“So will be the medical spa a medical practice or possibly is it a spa?” asked Warfield. Their state laws vary and definately will have an affect on the way the medical spa operates, not simply being a medical center but also as a cosmetology facility. “Under some state laws, should it be considered cosmetology, then this state laws of cosmetology apply.” Highlighting the expression “medical,” Warfield noted if your physician is working out of the medical spa, the buyer is not really planning to identify herself as being a client, but rather being a patient. “Regardless of how much we wish to contact them clients, they’re still patients. The buyer perceives this as medical therapy.

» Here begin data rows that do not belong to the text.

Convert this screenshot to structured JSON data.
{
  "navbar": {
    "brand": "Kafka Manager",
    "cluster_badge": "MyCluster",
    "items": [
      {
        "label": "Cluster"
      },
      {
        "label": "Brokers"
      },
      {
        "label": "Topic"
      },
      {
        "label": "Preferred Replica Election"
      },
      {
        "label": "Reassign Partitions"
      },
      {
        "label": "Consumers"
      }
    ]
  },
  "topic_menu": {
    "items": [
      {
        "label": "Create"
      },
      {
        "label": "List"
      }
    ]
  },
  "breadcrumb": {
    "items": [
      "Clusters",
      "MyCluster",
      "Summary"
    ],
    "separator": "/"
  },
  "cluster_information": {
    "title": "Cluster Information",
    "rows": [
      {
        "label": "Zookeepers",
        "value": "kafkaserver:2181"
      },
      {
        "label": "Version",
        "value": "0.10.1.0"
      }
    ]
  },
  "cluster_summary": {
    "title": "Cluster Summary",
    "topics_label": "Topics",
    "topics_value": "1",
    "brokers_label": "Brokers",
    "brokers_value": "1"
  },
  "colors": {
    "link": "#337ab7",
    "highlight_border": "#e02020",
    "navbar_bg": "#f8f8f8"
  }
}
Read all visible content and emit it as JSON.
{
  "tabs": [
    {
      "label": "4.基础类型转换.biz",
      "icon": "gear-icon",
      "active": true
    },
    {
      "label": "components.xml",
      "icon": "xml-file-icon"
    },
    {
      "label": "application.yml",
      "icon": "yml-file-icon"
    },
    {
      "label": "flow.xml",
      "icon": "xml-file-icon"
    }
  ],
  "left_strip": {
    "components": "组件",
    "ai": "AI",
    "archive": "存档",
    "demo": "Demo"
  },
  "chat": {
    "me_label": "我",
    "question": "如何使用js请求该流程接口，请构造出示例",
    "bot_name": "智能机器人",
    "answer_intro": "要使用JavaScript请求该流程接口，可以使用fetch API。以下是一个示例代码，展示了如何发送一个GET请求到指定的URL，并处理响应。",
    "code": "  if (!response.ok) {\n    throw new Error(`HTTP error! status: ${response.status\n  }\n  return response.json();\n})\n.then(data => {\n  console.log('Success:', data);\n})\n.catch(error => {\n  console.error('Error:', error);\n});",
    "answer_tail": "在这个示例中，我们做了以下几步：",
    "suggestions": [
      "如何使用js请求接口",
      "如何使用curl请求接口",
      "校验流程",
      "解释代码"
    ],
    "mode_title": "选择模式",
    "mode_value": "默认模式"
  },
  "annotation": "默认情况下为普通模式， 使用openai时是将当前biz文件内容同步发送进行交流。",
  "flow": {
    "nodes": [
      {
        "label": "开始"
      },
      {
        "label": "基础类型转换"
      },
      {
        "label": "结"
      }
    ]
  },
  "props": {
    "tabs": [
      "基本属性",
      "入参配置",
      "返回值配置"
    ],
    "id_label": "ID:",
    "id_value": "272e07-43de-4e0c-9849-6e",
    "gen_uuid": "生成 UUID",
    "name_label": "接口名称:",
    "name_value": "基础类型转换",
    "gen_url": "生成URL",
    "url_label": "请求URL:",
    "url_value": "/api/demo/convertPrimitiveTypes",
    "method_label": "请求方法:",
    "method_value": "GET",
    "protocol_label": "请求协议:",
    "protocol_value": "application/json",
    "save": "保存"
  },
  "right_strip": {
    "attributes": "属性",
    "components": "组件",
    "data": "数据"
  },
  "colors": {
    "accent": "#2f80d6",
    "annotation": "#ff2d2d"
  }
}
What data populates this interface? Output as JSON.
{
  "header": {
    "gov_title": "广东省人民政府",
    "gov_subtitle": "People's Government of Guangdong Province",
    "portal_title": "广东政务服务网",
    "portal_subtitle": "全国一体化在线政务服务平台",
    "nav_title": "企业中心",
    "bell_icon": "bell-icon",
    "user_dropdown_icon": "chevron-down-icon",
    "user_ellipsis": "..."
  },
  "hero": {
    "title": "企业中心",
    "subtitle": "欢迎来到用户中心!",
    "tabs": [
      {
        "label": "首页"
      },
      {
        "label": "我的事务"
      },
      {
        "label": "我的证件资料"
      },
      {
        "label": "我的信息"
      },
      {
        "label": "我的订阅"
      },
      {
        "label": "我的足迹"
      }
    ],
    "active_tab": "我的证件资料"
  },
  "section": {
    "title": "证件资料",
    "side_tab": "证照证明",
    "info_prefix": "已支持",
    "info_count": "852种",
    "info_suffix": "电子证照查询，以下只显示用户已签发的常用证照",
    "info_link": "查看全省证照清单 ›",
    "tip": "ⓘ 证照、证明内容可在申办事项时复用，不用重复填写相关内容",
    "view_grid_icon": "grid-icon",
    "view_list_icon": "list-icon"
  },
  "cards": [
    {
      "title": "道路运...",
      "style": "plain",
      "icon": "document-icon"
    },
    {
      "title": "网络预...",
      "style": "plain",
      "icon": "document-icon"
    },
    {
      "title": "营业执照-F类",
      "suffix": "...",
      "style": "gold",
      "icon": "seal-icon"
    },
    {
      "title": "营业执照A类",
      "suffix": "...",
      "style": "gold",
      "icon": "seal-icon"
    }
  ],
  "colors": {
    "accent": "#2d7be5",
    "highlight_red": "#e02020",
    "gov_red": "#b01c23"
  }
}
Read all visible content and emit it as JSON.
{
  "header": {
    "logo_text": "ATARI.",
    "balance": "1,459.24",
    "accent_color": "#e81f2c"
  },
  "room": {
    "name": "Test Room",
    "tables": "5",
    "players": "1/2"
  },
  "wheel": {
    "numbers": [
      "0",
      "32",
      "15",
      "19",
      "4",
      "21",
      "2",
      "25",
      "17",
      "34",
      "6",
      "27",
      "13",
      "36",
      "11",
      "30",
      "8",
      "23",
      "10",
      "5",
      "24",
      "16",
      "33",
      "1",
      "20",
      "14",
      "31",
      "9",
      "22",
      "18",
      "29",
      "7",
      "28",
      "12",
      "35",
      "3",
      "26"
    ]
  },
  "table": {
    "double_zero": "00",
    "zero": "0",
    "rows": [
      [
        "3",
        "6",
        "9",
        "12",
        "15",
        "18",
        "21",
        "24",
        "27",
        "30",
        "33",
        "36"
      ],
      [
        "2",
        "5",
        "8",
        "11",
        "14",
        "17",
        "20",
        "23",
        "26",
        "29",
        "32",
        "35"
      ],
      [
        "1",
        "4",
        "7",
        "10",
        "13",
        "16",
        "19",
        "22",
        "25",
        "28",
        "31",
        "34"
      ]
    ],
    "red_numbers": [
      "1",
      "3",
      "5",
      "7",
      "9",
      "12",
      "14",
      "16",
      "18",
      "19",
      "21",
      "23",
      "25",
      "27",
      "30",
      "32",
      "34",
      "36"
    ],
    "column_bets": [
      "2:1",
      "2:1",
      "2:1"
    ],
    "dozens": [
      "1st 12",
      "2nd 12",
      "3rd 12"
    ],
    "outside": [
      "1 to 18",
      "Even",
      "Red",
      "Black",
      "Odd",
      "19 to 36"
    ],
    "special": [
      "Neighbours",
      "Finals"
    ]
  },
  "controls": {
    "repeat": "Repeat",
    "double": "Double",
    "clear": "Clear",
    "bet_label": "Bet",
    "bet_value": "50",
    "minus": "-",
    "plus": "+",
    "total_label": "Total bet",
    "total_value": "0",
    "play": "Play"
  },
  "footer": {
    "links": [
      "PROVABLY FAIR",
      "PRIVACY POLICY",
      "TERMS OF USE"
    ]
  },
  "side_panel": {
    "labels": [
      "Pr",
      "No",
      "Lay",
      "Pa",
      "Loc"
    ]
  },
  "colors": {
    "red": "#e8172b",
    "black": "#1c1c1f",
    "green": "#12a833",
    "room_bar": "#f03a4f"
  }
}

“One final reason for this can be accreditation,” said Warfield. “Some states have enacted rulings that require medical facilities utilizing a certain degree of anesthesia to accredit their facility. As an example, laser resurfacing requires nerve blocks.” A spa offering this specific service is required to be accredited. The same is true for other surgical procedure now being performed in offices and spas away from the arena of hospitals and medical centers. Two instances of non-profit, private accrediting organizations are definitely the Joint Commission on Accreditation of Healthcare Organization (JCAHO) and the American Association for Accreditation of Ambulatory Surgery Facilities, Inc. (AAAASF).
Licensing is an additional thing that requires investigation and varies from state to state. “Look at all the agencies you must have a look at,” said Urban, “and get every one of the licenses into position” whether for business, physician or staff. “This is where it gets tricky. This can be new and everybody is wanting to ascertain the way we insure these people,” she added, by using a warning that this malpractice faction is “quickly becoming educated” and is indeed a threat to such businesses.
No matter who is licensed for the purpose, when an impartial esthetic practitioner shares exactly the same waiting room using the physician, the physician ultimately carries the responsibility. “When someone is working under a doctor’s office, they end up being the doctor’s employee,” said Palmer. “Your physician has taken liability. That’s difficult. Doctors have a whole lot liability that this esthetic industry doesn’t understand. But in essence not am I licensed, but am I properly trained?”